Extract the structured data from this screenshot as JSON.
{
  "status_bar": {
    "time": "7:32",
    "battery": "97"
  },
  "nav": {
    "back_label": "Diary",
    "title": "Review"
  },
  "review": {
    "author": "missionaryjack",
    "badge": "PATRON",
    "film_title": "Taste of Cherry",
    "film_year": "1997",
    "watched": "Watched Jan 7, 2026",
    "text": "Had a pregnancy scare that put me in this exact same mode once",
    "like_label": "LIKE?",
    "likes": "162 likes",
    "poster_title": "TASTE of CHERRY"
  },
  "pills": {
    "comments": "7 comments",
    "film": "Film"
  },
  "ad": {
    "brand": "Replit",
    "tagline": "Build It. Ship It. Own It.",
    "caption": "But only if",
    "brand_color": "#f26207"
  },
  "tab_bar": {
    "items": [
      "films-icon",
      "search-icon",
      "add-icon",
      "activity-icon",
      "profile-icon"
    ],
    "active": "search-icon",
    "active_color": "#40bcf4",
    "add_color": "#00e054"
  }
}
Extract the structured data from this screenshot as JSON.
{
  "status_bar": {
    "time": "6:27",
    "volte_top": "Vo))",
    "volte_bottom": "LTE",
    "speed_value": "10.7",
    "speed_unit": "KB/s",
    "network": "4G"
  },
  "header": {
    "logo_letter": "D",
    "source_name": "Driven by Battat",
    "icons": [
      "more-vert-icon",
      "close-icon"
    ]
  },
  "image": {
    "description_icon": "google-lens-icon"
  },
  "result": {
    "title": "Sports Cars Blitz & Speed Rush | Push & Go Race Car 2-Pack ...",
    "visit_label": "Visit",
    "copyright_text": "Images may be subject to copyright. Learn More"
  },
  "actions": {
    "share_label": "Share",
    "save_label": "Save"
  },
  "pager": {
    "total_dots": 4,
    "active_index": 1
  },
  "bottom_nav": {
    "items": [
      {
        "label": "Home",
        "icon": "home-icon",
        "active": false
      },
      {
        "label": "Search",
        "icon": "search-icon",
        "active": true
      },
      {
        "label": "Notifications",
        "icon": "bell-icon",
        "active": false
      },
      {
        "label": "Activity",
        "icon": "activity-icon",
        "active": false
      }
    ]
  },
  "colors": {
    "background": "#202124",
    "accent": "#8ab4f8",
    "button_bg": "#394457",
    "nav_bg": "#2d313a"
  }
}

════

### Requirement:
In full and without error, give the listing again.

### Solution:
Extract the structured data from this screenshot as JSON.
{
  "status_bar": {
    "time": "7:32",
    "battery": "97"
  },
  "nav": {
    "back_label": "Diary",
    "title": "Review"
  },
  "review": {
    "author": "missionaryjack",
    "badge": "PATRON",
    "film_title": "Taste of Cherry",
    "film_year": "1997",
    "watched": "Watched Jan 7, 2026",
    "text": "Had a pregnancy scare that put me in this exact same mode once",
    "like_label": "LIKE?",
    "likes": "162 likes",
    "poster_title": "TASTE of CHERRY"
  },
  "pills": {
    "comments": "7 comments",
    "film": "Film"
  },
  "ad": {
    "brand": "Replit",
    "tagline": "Build It. Ship It. Own It.",
    "caption": "But only if",
    "brand_color": "#f26207"
  },
  "tab_bar": {
    "items": [
      "films-icon",
      "search-icon",
      "add-icon",
      "activity-icon",
      "profile-icon"
    ],
    "active": "search-icon",
    "active_color": "#40bcf4",
    "add_color": "#00e054"
  }
}
Extract the structured data from this screenshot as JSON.
{
  "status_bar": {
    "time": "6:27",
    "volte_top": "Vo))",
    "volte_bottom": "LTE",
    "speed_value": "10.7",
    "speed_unit": "KB/s",
    "network": "4G"
  },
  "header": {
    "logo_letter": "D",
    "source_name": "Driven by Battat",
    "icons": [
      "more-vert-icon",
      "close-icon"
    ]
  },
  "image": {
    "description_icon": "google-lens-icon"
  },
  "result": {
    "title": "Sports Cars Blitz & Speed Rush | Push & Go Race Car 2-Pack ...",
    "visit_label": "Visit",
    "copyright_text": "Images may be subject to copyright. Learn More"
  },
  "actions": {
    "share_label": "Share",
    "save_label": "Save"
  },
  "pager": {
    "total_dots": 4,
    "active_index": 1
  },
  "bottom_nav": {
    "items": [
      {
        "label": "Home",
        "icon": "home-icon",
        "active": false
      },
      {
        "label": "Search",
        "icon": "search-icon",
        "active": true
      },
      {
        "label": "Notifications",
        "icon": "bell-icon",
        "active": false
      },
      {
        "label": "Activity",
        "icon": "activity-icon",
        "active": false
      }
    ]
  },
  "colors": {
    "background": "#202124",
    "accent": "#8ab4f8",
    "button_bg": "#394457",
    "nav_bg": "#2d313a"
  }
}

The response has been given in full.